We moved houses this summer, and it proved to be the perfect time to shed unnecessary furniture, clothes, blackened birthday candles and an excess of pool toys. The treacherous folding chair that engulfs anyone under 50 pounds got the boot. I drastically reduced my closet only to the clothes I actually enjoy wearing; imagine that! Extra toys and art supplies were donated, our rusty garage tools experienced the emperors downward thumb. It was such a wonderful purge, a cleansing fire! It produced dramatic feelings; an appreciation for what we use and the desire to care for what was left over. I was a minimalist!
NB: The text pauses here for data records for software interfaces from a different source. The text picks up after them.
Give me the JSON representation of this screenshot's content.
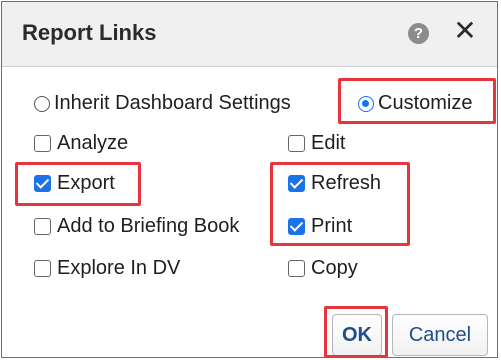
{
  "dialog": {
    "title": "Report Links",
    "help_icon": "question-mark-circle-icon",
    "close_icon": "close-icon",
    "help_glyph": "?",
    "close_glyph": "✕"
  },
  "mode": {
    "inherit_label": "Inherit Dashboard Settings",
    "customize_label": "Customize",
    "selected": "customize"
  },
  "options": [
    {
      "label": "Analyze",
      "checked": false
    },
    {
      "label": "Edit",
      "checked": false
    },
    {
      "label": "Export",
      "checked": true
    },
    {
      "label": "Refresh",
      "checked": true
    },
    {
      "label": "Add to Briefing Book",
      "checked": false
    },
    {
      "label": "Print",
      "checked": true
    },
    {
      "label": "Explore In DV",
      "checked": false
    },
    {
      "label": "Copy",
      "checked": false
    }
  ],
  "buttons": {
    "ok_label": "OK",
    "cancel_label": "Cancel"
  },
  "colors": {
    "highlight": "#e8343c",
    "accent": "#1a73e8",
    "button_text": "#1f4e8c"
  }
}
But of course, life creeps right back in. As a house handles the daily living, (homework papers, so many soccer balls, the accidental over-purchasing of school supplies) I wonder, have I failed? Guilt creeps in as the “stuff” settles. My house again becomes a place of excess and imperfection. While we still live with less, it doesn’t feel “perfect.” Why is there so much disappointment? Why can’t I feel settled in the dirty day-to-day? When I desire minimalism, do I crave something deeper and more spiritual? I often wonder what God has to say about it all and whether embracing minimalism has actually made me less attached to my possessions.
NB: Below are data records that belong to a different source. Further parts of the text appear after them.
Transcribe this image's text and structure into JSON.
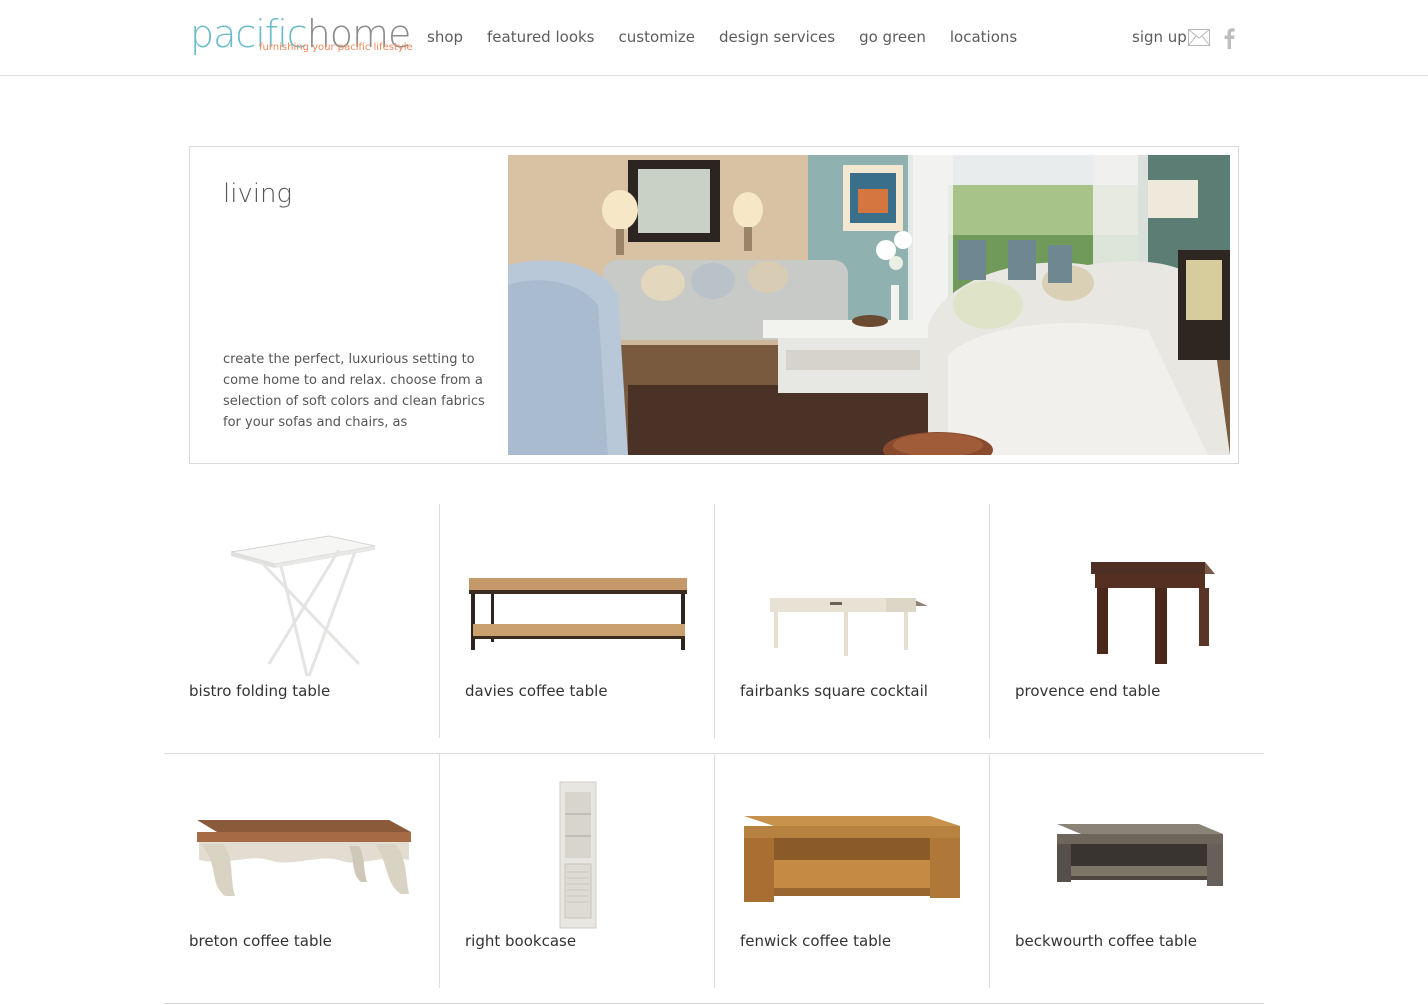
{
  "brand": {
    "name_part1": "pacific",
    "name_part2": "home",
    "tagline": "furnishing your pacific lifestyle",
    "color_primary": "#6bbcc8",
    "color_secondary": "#8c8c8c",
    "color_accent": "#ef8a5b"
  },
  "nav": {
    "items": [
      {
        "label": "shop"
      },
      {
        "label": "featured looks"
      },
      {
        "label": "customize"
      },
      {
        "label": "design services"
      },
      {
        "label": "go green"
      },
      {
        "label": "locations"
      }
    ],
    "signup_label": "sign up",
    "mail_icon": "mail-icon",
    "facebook_icon": "facebook-icon"
  },
  "hero": {
    "title": "living",
    "description": "create the perfect, luxurious setting to come home to and relax. choose from a selection of soft colors and clean fabrics for your sofas and chairs, as"
  },
  "products": {
    "row1": [
      {
        "name": "bistro folding table"
      },
      {
        "name": "davies coffee table"
      },
      {
        "name": "fairbanks square cocktail"
      },
      {
        "name": "provence end table"
      }
    ],
    "row2": [
      {
        "name": "breton coffee table"
      },
      {
        "name": "right bookcase"
      },
      {
        "name": "fenwick coffee table"
      },
      {
        "name": "beckwourth coffee table"
      }
    ]
  }
}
I know that the minimalism trend is a needed response to our culture of excess. Although I have yet to apply the concept to my filing cabinet or the bin of 8th-grade journals I am saving, I do love the idea of only keeping the things in our home that bring us joy and are useful. I think there are godly principles here; we worship a God who values beauty and creation; He spoke this world into life, and by creating a bit of beauty in our homes and choosing things that bring us joy, we are like children mimicking our Creator.
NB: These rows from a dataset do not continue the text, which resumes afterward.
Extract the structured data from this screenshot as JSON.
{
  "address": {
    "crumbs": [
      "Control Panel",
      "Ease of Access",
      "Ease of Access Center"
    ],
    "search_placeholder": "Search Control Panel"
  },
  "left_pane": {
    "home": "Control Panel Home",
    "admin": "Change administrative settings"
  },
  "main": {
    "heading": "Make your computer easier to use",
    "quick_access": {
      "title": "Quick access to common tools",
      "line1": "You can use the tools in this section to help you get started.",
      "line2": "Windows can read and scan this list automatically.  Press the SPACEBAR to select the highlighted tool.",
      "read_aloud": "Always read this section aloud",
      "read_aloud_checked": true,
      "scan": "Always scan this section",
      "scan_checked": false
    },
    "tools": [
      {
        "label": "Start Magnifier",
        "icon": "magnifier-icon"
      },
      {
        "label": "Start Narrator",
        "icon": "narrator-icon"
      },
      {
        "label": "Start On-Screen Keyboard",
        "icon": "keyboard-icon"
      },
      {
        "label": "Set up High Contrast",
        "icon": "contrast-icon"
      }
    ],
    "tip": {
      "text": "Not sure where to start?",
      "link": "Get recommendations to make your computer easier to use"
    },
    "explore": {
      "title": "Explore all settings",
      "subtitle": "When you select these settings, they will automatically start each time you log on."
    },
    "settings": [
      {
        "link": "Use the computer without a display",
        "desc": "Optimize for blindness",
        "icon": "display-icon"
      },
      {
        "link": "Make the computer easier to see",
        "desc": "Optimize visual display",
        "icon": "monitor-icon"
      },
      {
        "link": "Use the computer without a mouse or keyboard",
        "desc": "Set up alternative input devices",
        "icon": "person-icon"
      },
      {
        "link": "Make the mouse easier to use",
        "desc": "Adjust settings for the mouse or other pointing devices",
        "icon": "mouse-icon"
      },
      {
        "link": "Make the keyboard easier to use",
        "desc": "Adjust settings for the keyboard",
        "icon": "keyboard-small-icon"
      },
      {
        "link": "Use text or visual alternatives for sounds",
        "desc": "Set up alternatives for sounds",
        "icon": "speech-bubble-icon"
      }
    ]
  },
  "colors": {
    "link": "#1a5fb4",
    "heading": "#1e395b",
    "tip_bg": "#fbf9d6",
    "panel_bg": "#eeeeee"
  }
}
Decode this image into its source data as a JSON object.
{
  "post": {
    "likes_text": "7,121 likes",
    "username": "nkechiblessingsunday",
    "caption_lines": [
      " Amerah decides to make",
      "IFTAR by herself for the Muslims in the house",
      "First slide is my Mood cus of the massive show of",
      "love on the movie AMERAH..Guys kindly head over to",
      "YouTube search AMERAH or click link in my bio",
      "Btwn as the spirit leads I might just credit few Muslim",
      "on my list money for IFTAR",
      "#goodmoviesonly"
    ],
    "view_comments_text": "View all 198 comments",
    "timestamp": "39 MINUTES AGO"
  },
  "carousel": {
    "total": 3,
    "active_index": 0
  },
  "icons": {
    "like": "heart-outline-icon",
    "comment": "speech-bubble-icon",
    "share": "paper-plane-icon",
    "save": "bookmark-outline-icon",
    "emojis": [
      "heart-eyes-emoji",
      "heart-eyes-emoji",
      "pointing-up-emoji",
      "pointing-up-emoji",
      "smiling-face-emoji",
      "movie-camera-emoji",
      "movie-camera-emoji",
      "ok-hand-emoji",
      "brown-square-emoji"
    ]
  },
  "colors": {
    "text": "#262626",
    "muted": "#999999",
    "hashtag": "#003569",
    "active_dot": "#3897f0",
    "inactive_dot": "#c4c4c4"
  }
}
On the flip side, the Bible speaks clearly about gathering treasures in heaven. We are to be prudent, wise in our spending and avoid the grip of money while on earth. Having a beautiful space can bring us joy, but if decorating is done without worship in our hearts, our curated spaces will consume us.
Here are all sorts of questions I ask myself that help me examine my heart and refocus on Him, His Kingdom and my treasure there.
Why, then, do I hang onto stuff?
It’s mostly because of the “what ifs.” What if I need that? What if I can use that later? Am I keeping things based on fear of the future?
Why am I unhappy in my house? Am I comparing my living space to well-crafted minimalistic magazine covers? Why do I feel like no matter what I do, it is never enough? Do I have jealousy lurking in my heart?
Do I feel shame for keeping beautiful things in my house, or for enjoying a space that expresses my creativity? Do I feel guilty for decorating or valuing beauty in my environment?
Am I becoming obsessed with the “next purge?” Am I craving the relief that comes with the next donation? Am I constantly thinking of ways to minimize, to the extent that it breeds discontentment with our daily living space? Am I addicted to minimalism, or can I be content with an imperfect space that falls short?
Minimalism is sweeping the nation. It pops up in design, in our capsule wardrobes and it helps inform our financial decisions. I really appreciate what minimalism has done for our family; by choosing to live with less, it frees us from the heavy hand of materialism, and frankly, makes house cleaning a lot easier. But as I said, it also opens a can of worms inside my heart – discontentment, comparison, and for me, an almost hyper-awareness of my space.
Although I don’t have definitive advice on how to view this popular movement, I think asking these questions is a good place to start. May you find His treasure in neither a clean file cabinet nor the next Instagram-worthy rug, but in creating spaces for your family out of a place of worship and joy, appreciation and reflection of our treasure to come.